I’m not saying that Jesus was only a warm and fuzzy Jewish guy. He did a lot of rebuking and correcting, name calling and even whipped a few people at least a couple of times. He hated sickness and spiritual blindness, but lowest on His list were those who took advantage of others through religious belief. Highest were those who showed the qualities of recognizing God’s righteousness and love, faith in Him, and living out their radical faith. Actually, this is one of a few times I know of that Jesus ever gushed. The others were when He praised the woman who had given her last two mites in the offering, when the woman touched Him and was healed, and when the centurion (a non-Jew mind you) told Him not to take the time to come to his house but rather that if He simply said the word, his servant would be healed. Much as here with Peter, Jesus “marveled” at this man’s faith. (Mt 8:13). The recorded memoirs of the apostles tell us that He took greatest delight in people believing God was God. It wasn’t just that Peter’s answer was correct but that his heart was open to hearing from God, as radical as what he heard might be, which made Jesus so so happy.
Jesus was not a humanist. Every action of His short time on earth was pinned upon the axis of delivering and teaching supernatural faith which pulls us out of our self-absorption. Unlike Maslow, He didn’t put self actualization at the epitome of human achievement. He honored laying one’s life down for the revealed will of God.
That’s a very very different emphasis. He said only by Me can you find access to heaven, to God, to eternal life. And while the by product would often be many earthly joys, those should not be the focus.

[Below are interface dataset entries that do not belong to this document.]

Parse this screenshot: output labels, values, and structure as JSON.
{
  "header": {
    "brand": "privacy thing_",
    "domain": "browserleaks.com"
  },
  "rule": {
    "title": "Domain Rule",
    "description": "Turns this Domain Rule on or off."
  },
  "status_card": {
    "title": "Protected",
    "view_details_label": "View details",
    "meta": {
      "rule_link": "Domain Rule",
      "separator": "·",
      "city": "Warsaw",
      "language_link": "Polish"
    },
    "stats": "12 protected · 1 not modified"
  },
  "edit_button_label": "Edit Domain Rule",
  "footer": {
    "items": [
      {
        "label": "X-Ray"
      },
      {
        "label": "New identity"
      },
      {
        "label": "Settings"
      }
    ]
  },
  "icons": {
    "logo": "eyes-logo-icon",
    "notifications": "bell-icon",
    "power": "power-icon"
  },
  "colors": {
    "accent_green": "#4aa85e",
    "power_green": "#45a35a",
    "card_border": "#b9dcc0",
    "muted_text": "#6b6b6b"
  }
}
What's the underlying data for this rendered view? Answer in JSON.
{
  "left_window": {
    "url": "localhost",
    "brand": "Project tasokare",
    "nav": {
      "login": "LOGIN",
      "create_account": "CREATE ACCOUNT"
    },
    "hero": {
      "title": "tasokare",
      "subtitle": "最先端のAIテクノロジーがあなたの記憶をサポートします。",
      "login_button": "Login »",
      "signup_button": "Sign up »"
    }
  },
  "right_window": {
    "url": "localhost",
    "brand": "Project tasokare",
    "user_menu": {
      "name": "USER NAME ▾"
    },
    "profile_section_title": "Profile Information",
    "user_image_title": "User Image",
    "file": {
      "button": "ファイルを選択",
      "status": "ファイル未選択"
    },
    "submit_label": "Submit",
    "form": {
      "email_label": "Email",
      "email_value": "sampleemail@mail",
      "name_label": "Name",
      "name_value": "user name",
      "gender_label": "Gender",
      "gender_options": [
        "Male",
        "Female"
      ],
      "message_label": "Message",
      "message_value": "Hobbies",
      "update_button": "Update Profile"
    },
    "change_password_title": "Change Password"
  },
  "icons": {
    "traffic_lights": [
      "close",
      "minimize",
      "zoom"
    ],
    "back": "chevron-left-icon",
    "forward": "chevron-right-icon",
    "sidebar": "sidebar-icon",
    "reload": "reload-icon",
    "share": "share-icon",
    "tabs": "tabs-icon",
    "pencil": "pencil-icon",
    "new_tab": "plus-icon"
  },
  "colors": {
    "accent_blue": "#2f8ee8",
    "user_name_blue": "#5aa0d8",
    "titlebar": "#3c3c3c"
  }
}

What if the Son of God had put His own “happiness” first. Would anything have stopped Him from achieving earthly fame and fortune? If He had decided to use His immense talents, gifts and power to become a general and take over the known world, He could have. His riches and His harem could have far exceeded those of Solomon. Jesus told us clearly, My kingdom is not of this world. The King of love and peace also knew what it would cost to achieve it. And every generation of believers since Him have the overarching purpose of enforcing the kingdom of God. How pitiful to reduce the purpose of life to nothing more than self actualization or achievement for it’s own sake.
We are here to serve God according to how we are called. In Christ our lives are hid. This is why it’s so important to connect with God through the Holy Spirit after one is saved, to seek Him about one’s individual purpose and to hear from Him about every action, every decision. And it’s why Jesus honored this level of faith above all others.